'''
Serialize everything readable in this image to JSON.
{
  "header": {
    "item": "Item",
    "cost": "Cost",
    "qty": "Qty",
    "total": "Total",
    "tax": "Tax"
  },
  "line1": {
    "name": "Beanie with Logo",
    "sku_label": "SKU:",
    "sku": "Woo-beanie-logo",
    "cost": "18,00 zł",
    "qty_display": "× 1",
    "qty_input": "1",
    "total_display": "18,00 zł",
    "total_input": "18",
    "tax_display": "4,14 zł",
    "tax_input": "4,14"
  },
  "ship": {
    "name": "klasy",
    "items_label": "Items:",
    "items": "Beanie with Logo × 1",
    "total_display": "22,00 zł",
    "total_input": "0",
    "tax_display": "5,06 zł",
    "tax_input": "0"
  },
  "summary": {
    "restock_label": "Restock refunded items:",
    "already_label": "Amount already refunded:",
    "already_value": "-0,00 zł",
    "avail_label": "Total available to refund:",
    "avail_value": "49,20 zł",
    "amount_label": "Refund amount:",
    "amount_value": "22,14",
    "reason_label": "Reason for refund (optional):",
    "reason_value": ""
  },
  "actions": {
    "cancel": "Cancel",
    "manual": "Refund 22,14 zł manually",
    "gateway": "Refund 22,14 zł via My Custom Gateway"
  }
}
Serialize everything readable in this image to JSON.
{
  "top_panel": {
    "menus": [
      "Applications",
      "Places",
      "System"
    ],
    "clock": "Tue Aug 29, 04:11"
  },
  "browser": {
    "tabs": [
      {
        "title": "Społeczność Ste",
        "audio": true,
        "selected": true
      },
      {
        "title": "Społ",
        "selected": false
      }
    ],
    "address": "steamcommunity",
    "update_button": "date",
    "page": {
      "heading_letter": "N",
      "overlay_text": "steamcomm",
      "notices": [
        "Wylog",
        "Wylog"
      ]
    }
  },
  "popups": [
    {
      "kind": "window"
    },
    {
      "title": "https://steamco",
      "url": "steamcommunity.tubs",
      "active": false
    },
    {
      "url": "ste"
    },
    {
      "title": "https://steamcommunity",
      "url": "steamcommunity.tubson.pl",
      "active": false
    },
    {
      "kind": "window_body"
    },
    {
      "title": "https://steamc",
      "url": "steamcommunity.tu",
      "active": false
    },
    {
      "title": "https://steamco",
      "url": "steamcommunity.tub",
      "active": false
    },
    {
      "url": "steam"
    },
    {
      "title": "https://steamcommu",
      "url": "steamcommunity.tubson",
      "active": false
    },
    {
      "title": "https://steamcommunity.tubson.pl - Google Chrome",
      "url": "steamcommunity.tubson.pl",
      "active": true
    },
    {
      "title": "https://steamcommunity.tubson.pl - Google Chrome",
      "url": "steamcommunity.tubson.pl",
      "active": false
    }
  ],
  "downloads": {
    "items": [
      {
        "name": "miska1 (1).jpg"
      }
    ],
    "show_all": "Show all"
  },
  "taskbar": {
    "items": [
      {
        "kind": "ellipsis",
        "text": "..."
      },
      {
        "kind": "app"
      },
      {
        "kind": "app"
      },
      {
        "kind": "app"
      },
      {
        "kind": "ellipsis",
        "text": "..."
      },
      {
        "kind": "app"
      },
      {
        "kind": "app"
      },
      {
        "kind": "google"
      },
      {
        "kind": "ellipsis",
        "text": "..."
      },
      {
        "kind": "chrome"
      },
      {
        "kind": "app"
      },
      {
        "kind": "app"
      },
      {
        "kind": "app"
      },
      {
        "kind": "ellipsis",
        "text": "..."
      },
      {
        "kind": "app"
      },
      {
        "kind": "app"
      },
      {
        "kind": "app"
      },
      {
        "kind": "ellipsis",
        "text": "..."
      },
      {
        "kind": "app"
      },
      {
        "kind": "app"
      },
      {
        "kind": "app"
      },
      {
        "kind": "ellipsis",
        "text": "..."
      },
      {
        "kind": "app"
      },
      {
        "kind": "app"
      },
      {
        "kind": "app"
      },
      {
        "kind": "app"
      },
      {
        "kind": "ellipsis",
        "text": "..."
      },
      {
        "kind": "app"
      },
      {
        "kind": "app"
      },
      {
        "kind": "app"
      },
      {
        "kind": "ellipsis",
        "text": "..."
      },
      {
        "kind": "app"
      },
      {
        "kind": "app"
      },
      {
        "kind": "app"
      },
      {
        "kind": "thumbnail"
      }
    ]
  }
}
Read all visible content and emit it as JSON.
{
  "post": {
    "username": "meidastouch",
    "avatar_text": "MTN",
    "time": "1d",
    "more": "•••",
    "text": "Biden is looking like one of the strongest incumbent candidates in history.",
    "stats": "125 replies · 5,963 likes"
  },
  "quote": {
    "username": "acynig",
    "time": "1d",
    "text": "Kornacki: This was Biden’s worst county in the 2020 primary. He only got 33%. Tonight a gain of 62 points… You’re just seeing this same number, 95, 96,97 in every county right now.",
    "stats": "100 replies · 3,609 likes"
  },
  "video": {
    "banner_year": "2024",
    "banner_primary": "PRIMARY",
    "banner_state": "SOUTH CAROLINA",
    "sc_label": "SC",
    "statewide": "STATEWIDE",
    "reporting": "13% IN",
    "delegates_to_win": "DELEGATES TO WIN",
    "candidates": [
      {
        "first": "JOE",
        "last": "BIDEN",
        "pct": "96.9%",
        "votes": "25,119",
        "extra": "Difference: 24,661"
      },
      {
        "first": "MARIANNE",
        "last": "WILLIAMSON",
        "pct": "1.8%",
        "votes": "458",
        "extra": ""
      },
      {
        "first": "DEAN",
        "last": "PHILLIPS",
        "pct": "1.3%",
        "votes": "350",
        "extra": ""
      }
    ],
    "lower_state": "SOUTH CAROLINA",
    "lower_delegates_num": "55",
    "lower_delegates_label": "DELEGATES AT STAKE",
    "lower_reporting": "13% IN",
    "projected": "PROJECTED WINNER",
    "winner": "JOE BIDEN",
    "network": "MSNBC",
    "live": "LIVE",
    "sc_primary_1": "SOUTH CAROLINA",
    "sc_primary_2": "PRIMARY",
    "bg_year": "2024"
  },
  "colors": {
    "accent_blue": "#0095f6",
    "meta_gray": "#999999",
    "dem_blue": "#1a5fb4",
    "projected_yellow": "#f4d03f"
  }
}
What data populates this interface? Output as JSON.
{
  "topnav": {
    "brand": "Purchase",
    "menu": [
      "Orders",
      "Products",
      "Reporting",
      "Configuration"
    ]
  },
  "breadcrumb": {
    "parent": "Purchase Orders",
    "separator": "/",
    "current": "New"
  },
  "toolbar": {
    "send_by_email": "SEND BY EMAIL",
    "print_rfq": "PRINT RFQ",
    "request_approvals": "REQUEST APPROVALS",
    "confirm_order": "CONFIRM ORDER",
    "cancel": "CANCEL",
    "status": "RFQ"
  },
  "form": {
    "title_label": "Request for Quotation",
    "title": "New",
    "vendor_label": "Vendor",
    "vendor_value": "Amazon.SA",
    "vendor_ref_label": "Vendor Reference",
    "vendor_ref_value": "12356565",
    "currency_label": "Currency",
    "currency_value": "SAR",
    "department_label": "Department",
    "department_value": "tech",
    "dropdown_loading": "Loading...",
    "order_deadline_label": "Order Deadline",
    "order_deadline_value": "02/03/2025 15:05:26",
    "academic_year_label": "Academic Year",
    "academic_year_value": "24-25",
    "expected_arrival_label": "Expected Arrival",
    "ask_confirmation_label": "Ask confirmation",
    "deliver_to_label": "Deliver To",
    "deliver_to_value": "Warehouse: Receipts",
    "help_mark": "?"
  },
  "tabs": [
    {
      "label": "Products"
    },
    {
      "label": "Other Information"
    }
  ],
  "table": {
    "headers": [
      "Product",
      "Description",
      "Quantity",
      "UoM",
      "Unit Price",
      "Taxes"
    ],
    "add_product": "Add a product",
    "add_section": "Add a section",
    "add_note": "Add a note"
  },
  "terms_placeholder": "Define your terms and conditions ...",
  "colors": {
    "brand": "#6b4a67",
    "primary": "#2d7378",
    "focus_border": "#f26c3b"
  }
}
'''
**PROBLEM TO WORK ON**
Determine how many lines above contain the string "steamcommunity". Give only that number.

**SOLUTION BELOW**
11